Niger ‘s ruling junta and civil society groups called on the nation to mobilize in the capital on Thursday to fight for the country’s freedom and push back against foreign interference.
“We are talking about the immediate departure of all foreign forces,” Mahaman Sanoussi, interim coordinator for the M62 civil society group that’s organizing the protest, told The Associated Press.”
The march falls on the West African nation’s Independence Day from its former colonial ruler, France, and as anti-French sentiment spikes. Protests are expected throughout the capital, Niamey, to push back against foreign meddling.
The coup has been strongly condemned by Western countries, many of which saw Niger as the last reliable partner for the West in efforts to battle jihadis linked to al-Qaida and the Islamic State group in Africa’s Sahel region.
France has 1,500 soldiers in Niger who conduct joint operations with its military, and the United States and other European countries have helped train the nation’s troops.

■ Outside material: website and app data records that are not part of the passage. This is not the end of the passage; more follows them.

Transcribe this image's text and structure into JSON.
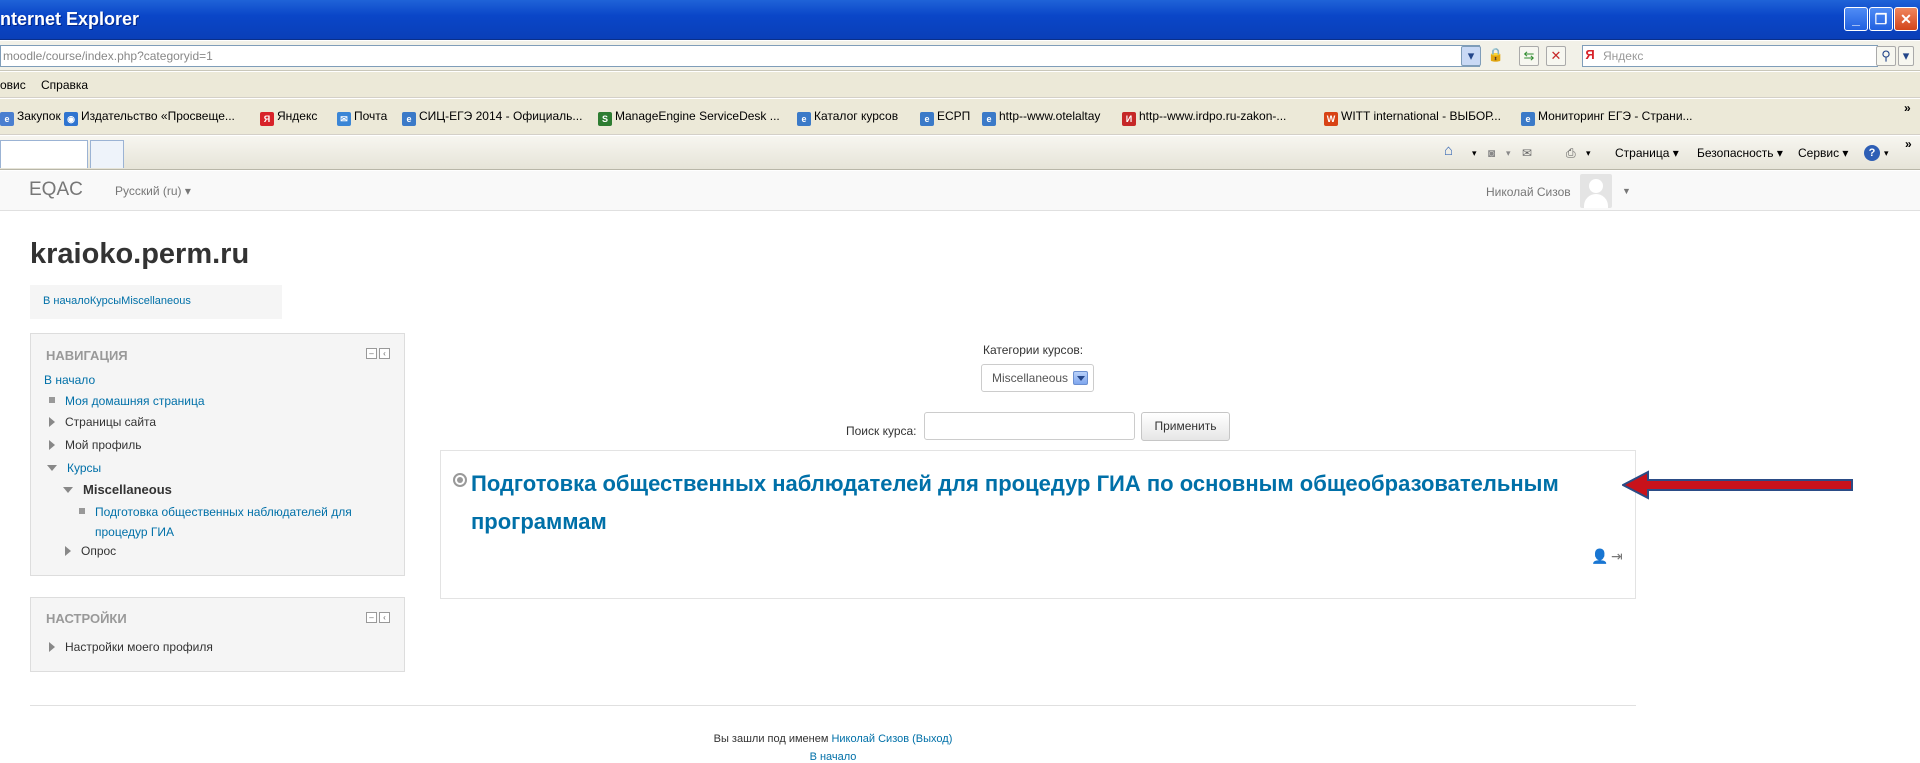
{
  "window": {
    "title": "nternet Explorer"
  },
  "address": {
    "url": "moodle/course/index.php?categoryid=1",
    "search_placeholder": "Яндекс"
  },
  "menu": {
    "items": [
      "овис",
      "Справка"
    ]
  },
  "favorites": [
    {
      "label": "Закупок",
      "icon": "ie-page-icon",
      "color": "#4a7fd0"
    },
    {
      "label": "Издательство «Просвеще...",
      "icon": "globe-icon",
      "color": "#2f74d0"
    },
    {
      "label": "Яндекс",
      "icon": "yandex-icon",
      "color": "#d8232a"
    },
    {
      "label": "Почта",
      "icon": "mail-icon",
      "color": "#3b86d6"
    },
    {
      "label": "СИЦ-ЕГЭ 2014 - Официаль...",
      "icon": "ie-page-icon",
      "color": "#3b7ac8"
    },
    {
      "label": "ManageEngine ServiceDesk ...",
      "icon": "service-desk-icon",
      "color": "#2e7d32"
    },
    {
      "label": "Каталог курсов",
      "icon": "ie-page-icon",
      "color": "#3b7ac8"
    },
    {
      "label": "ЕСРП",
      "icon": "ie-page-icon",
      "color": "#3b7ac8"
    },
    {
      "label": "http--www.otelaltay",
      "icon": "ie-page-icon",
      "color": "#3b7ac8"
    },
    {
      "label": "http--www.irdpo.ru-zakon-...",
      "icon": "irdpo-icon",
      "color": "#c62828"
    },
    {
      "label": "WITT international - ВЫБОР...",
      "icon": "witt-icon",
      "color": "#d84315"
    },
    {
      "label": "Мониторинг ЕГЭ - Страни...",
      "icon": "ie-page-icon",
      "color": "#3b7ac8"
    }
  ],
  "commandbar": {
    "page": "Страница",
    "security": "Безопасность",
    "service": "Сервис"
  },
  "moodle": {
    "brand": "EQAC",
    "language": "Русский (ru)",
    "user": "Николай Сизов"
  },
  "site": {
    "title": "kraioko.perm.ru",
    "breadcrumb": "В началоКурсыMiscellaneous"
  },
  "navigation": {
    "header": "НАВИГАЦИЯ",
    "home": "В начало",
    "dashboard": "Моя домашняя страница",
    "site_pages": "Страницы сайта",
    "my_profile": "Мой профиль",
    "courses": "Курсы",
    "misc": "Miscellaneous",
    "course_link": "Подготовка общественных наблюдателей для процедур ГИА",
    "poll": "Опрос"
  },
  "settings": {
    "header": "НАСТРОЙКИ",
    "profile_settings": "Настройки моего профиля"
  },
  "main": {
    "categories_label": "Категории курсов:",
    "category_selected": "Miscellaneous",
    "search_label": "Поиск курса:",
    "search_value": "",
    "apply": "Применить",
    "course_title": "Подготовка общественных наблюдателей для процедур ГИА по основным общеобразовательным программам"
  },
  "footer": {
    "logged_in_prefix": "Вы зашли под именем",
    "logged_in_user": "Николай Сизов",
    "logout": "(Выход)",
    "home": "В начало"
  },
  "colors": {
    "link": "#0070a8",
    "arrow_red": "#c8121b",
    "arrow_outline": "#2b4c86"
  }
}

In an address to the nation on Wednesday, the new military ruler, Gen. Abdourahmane Tchiani, lashed out at neighboring countries and the international community and called on the population to be ready to defend the nation.
Tchiani said Niger will face difficult times ahead and that the “hostile and radical” attitudes of those who oppose his rule provide no added value. He called harsh sanctions imposed last week by the West African block known as ECOWAS illegal, unfair, inhuman, and unprecedented.
ECOWAS has also threatened to use force if ousted President Mohamed Bazoum, who remains under house arrest, is not released and reinstated by Aug. 6.
In a closed-door meeting on Wednesday, dozens of people from civil society organizations, professional groups, and trade unions spoke with the coup leaders about their vision for the country. Sanoussi, from M62, was at the meeting and said the junta talked about their priorities for the nation, including securing it from violence.
But another civil society member at the same gathering who did not want to be named for security reasons told the AP they left feeling concerned. They had a strong impression that the French military was going to be ousted soon and that members of civil society groups would help the junta do it.